A surf and turf is a great supper for those of us who eat meat; the delicate flavour of lobster or other seafood paired with bold taste of steak. The combo is aesthetically appealing because it brings sea and land together on your plate, uniting the two essential elements of that make up our Planet Earth. Just as swimming and walking make for two very different beasts on your plate, competitive swimmers and runners have fairly different body types; both muscular, to be sure, but with different standards for short and long distances.

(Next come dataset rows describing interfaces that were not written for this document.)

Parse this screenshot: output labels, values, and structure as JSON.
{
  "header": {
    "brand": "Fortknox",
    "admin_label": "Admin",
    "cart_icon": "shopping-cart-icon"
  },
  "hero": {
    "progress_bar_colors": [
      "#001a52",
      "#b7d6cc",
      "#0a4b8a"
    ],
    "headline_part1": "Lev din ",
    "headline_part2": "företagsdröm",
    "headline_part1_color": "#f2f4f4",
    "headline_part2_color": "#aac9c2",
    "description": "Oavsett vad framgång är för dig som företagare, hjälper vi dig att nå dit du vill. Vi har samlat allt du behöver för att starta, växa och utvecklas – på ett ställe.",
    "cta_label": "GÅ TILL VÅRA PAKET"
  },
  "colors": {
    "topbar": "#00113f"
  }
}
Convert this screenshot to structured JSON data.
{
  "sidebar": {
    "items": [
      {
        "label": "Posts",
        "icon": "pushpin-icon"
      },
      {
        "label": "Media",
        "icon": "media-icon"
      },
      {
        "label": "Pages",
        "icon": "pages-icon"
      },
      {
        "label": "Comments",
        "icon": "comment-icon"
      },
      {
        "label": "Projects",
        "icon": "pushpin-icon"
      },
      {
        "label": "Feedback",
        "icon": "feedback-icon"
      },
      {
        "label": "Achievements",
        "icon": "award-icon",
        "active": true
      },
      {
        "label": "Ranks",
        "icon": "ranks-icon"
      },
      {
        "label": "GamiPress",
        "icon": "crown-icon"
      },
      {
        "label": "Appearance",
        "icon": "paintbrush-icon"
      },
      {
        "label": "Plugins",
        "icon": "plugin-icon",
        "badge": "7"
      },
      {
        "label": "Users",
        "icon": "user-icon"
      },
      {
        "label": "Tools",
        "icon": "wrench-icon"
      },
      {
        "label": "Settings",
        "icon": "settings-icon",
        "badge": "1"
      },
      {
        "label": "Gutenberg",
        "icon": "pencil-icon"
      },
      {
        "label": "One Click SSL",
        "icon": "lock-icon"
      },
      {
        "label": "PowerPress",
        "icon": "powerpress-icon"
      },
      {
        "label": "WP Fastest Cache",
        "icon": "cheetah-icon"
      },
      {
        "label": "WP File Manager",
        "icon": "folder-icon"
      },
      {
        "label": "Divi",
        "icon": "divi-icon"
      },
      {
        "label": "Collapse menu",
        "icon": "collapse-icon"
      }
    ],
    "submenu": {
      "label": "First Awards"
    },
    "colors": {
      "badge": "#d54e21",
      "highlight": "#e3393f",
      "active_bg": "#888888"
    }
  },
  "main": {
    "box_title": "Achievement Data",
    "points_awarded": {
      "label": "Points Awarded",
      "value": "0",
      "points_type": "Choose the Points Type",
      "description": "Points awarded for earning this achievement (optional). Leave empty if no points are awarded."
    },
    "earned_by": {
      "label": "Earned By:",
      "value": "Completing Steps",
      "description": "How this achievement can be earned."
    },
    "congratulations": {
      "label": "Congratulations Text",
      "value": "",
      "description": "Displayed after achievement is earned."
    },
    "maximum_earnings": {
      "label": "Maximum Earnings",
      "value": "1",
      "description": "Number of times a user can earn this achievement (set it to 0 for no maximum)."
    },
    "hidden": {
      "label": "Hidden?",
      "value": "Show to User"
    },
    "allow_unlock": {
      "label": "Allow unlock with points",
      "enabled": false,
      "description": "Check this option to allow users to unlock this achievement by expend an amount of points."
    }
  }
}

With runners, the longer the distance, the leaner the runner. A study published by the Royal Society found that as the distance being run increased, the body mass index (BMI) of the runner dropped. One hypothesis for why this occurs is that the extra muscle is useful for sprinting short distances; such races are all about power, and endurance can be left by the wayside. Conversely, every extra bit of weight you carry with you when running a long distance could be detrimental; when running a marathon, the less weight you have to carry, the more your cardiovascular system can endure.
Swimmers, on the other hand, were found to have a BMI of 23 if male, and 21 if female, regardless of the distance they were racing. This is not to say that these swimmers aren’t fantastically fit, but that no matter how tall or short, big or small, two people of approximately the same fitness can challenge each other without worrying about being burdened by excess weight or hindered by a lack of muscle build-up. This may well be because water alleviates the amount of weight a swimmer must carry; when you’re in the water, you float effortlessly, so your mass is less taxing on your cardiovascular system.
What this means for you, dear reader, is something exceptional; no matter how big or small you are, you can swim. You can work up your endurance, build up your muscles and succeed in your swimming goals, no matter how big or small you are. You can swim sprints, you can swim endurance, you can swim for fun, and the power of floatation will help you endure and thrive. Longtime readers of the blog know how much we value swimming for it’s therapeutic athletic benefits, so this is just another reminder of how universal the benefits of a pool really are.
You might have given up on swimming because you thought you weren’t the right size, or the right weight; dispel those notions, because Olympians of all sizes have. Of course, they have a very specific BMI, but tall or short they compete; we see no reason why age should stop you from swimming, or why you should feel self-conscious about it. Swimming is for everyone, so if you need to spruce up your pool before hopping in, our leading pools renovation company is here to help.